Nothing but the pictures should be left out when you copy the records exactly.

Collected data
::::
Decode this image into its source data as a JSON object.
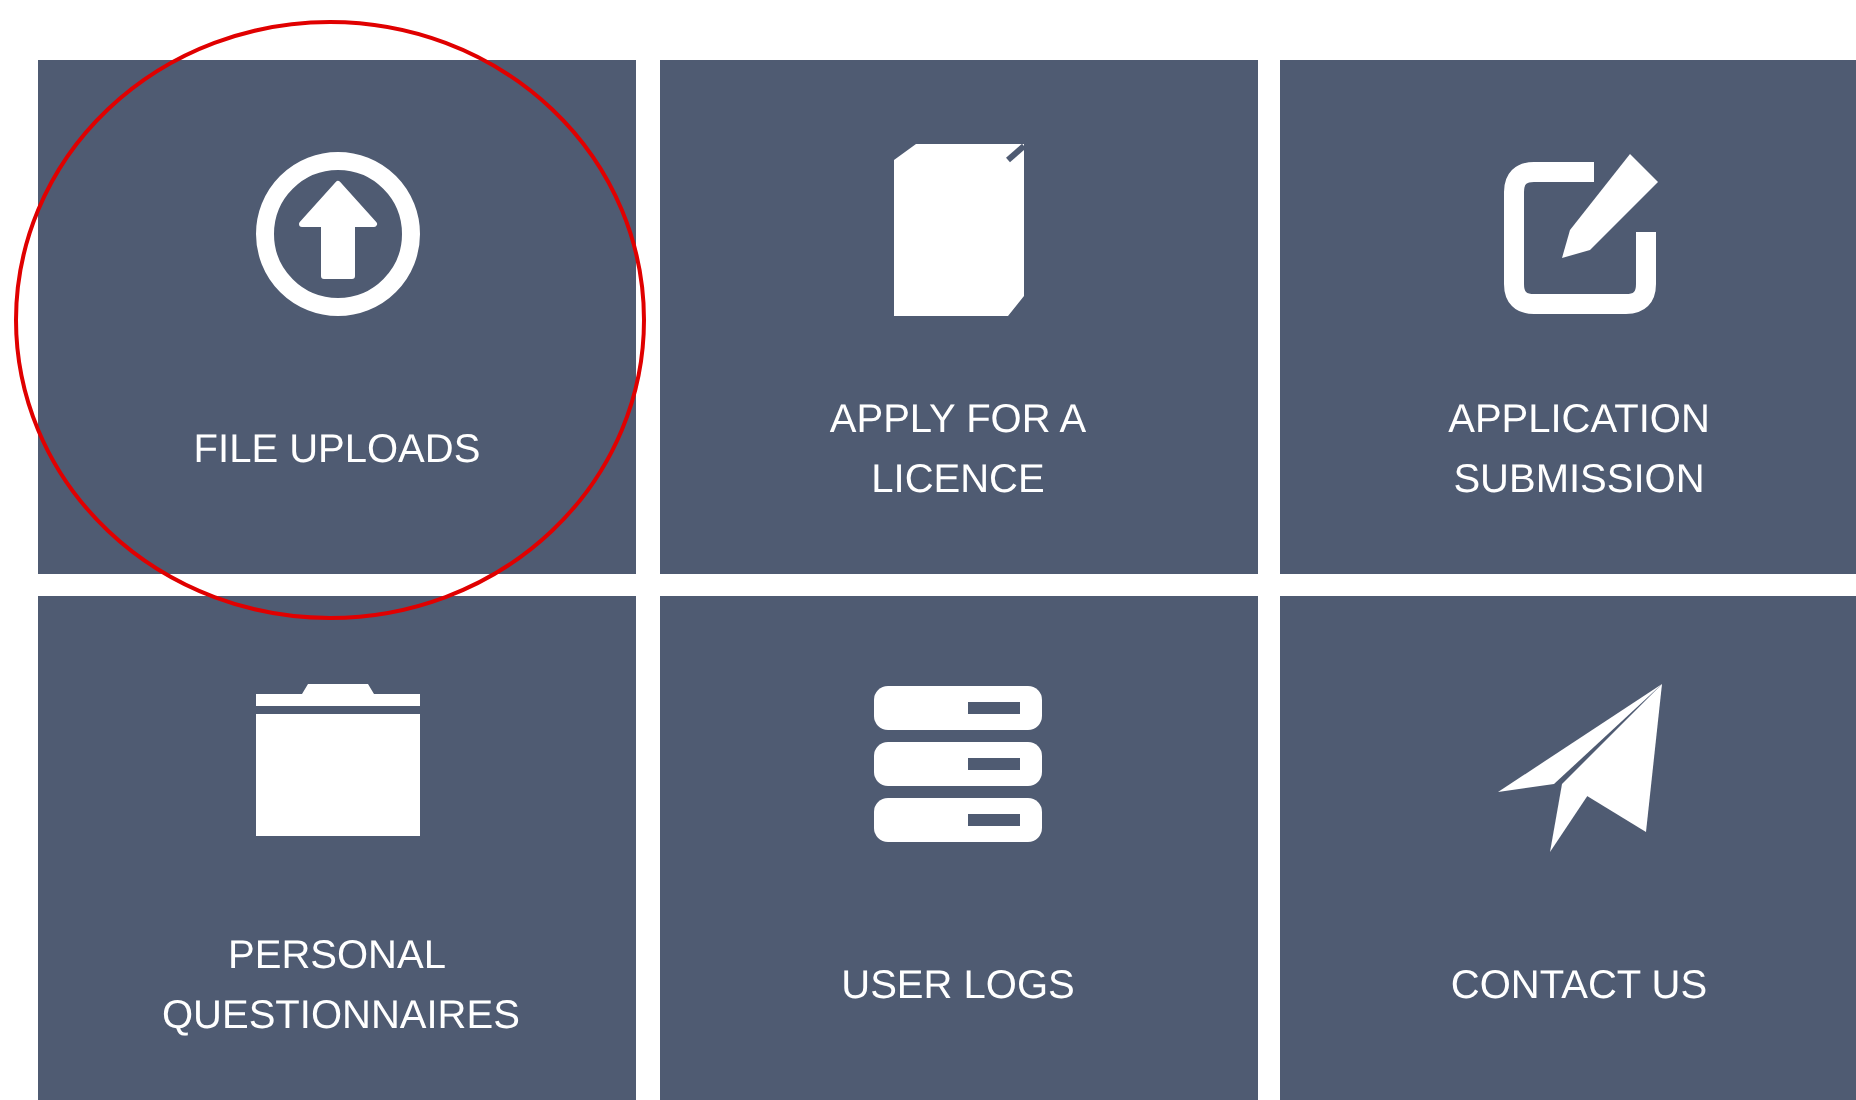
{
  "tiles": [
    {
      "label": "FILE UPLOADS",
      "kind": "upload",
      "highlighted": true
    },
    {
      "label": "APPLY FOR A LICENCE",
      "kind": "book",
      "highlighted": false
    },
    {
      "label": "APPLICATION SUBMISSION",
      "kind": "edit",
      "highlighted": false
    },
    {
      "label": "PERSONAL QUESTIONNAIRES",
      "kind": "folder",
      "highlighted": false
    },
    {
      "label": "USER LOGS",
      "kind": "server",
      "highlighted": false
    },
    {
      "label": "CONTACT US",
      "kind": "plane",
      "highlighted": false
    }
  ]
}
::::
▶ [ANSWER BELOW]:
Decode this image into its source data as a JSON object.
{
  "tiles": [
    {
      "label": "FILE UPLOADS",
      "kind": "upload",
      "highlighted": true
    },
    {
      "label": "APPLY FOR A LICENCE",
      "kind": "book",
      "highlighted": false
    },
    {
      "label": "APPLICATION SUBMISSION",
      "kind": "edit",
      "highlighted": false
    },
    {
      "label": "PERSONAL QUESTIONNAIRES",
      "kind": "folder",
      "highlighted": false
    },
    {
      "label": "USER LOGS",
      "kind": "server",
      "highlighted": false
    },
    {
      "label": "CONTACT US",
      "kind": "plane",
      "highlighted": false
    }
  ]
}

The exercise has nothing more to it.